In 2006, I was included in the transition team headed by Derek Burney, former Chief of Staff to Prime Minister Mulroney and former Ambassador to the United States. Burney assembled a small, knowledgeable team to take on three matters; cabinet selection, composing ministerial mandate letters and staffing of ministers’ offices.

The mandate letters were important as at that time Harper believed this minority government wouldn’t last long and he wanted a record of accomplishments he could point to in the inevitable next election. Two matters arose of significance during the transition period.

The 2006 Conservative platform called for the reduction in departmental spending across the board except in Defence and Indian and Northern Affairs. The savings were thought necessary to maintain budgetary surplus. At a meeting in then Clerk, Alex Himelfarb’s office it was explained that expenditures were scheduled to increase, so in order to decrease them, first they had to be levelled out. This was the reality the new government would face.

Another issue dealt with the Residential School Class Action Settlement, and the fact it had not been approved by the Martin cabinet. It was decided that Indian and Northern Affairs Minister Jim Prentice would present this situation to caucus where it was unanimously supported and then implemented.

As noted above, a peaceful and orderly transition is necessary to avoid pitfalls, allowing the new administration to hit the ground running. It is important in Canada and in the United States.

Hopefully, sooner than later, the necessary documentation will be put in place to allow President-Elect Biden access to daily security briefings and his team will gain the knowledge necessary to deal with COVID-19, particularly the distribution of vaccines.

To Come
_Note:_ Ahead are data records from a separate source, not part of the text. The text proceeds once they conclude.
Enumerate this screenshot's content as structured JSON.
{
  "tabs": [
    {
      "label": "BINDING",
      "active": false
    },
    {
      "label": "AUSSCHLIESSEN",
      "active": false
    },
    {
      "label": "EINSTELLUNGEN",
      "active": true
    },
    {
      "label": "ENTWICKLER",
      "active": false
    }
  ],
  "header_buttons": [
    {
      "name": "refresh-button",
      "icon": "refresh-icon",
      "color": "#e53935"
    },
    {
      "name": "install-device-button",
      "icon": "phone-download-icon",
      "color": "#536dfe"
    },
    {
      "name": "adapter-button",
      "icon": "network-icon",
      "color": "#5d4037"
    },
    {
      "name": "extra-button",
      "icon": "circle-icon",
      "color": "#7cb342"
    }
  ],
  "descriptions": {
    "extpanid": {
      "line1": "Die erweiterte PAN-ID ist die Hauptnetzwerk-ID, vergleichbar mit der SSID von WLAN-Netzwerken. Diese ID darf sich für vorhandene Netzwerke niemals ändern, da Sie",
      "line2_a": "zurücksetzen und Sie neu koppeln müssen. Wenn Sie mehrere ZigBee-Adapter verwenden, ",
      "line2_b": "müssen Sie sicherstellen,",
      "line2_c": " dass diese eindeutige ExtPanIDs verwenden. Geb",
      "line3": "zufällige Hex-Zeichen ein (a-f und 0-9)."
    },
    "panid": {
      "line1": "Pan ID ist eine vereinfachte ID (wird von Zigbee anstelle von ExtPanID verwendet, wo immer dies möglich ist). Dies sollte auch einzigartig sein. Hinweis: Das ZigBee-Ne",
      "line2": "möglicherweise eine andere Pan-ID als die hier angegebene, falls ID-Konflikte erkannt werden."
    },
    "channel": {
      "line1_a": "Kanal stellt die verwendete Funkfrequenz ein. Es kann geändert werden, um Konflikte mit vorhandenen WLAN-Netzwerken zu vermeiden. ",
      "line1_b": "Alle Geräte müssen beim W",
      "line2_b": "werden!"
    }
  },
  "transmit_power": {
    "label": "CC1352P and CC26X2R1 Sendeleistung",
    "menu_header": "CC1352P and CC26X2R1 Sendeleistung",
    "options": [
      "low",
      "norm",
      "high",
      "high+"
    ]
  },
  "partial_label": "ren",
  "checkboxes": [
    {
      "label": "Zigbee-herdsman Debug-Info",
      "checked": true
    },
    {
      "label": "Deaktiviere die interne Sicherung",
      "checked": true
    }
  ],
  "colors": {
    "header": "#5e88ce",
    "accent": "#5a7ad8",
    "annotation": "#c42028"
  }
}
  • CPI numbers for October will be released
November 20
  • Retail trade numbers for September to be released
November 23
  • Speech to be delivered by Toni Gravelle, Deputy Governor of the Bank of Canada on the assessment of risks to the stability of the Canadian financial system
December 1
  • GDP numbers for September to be released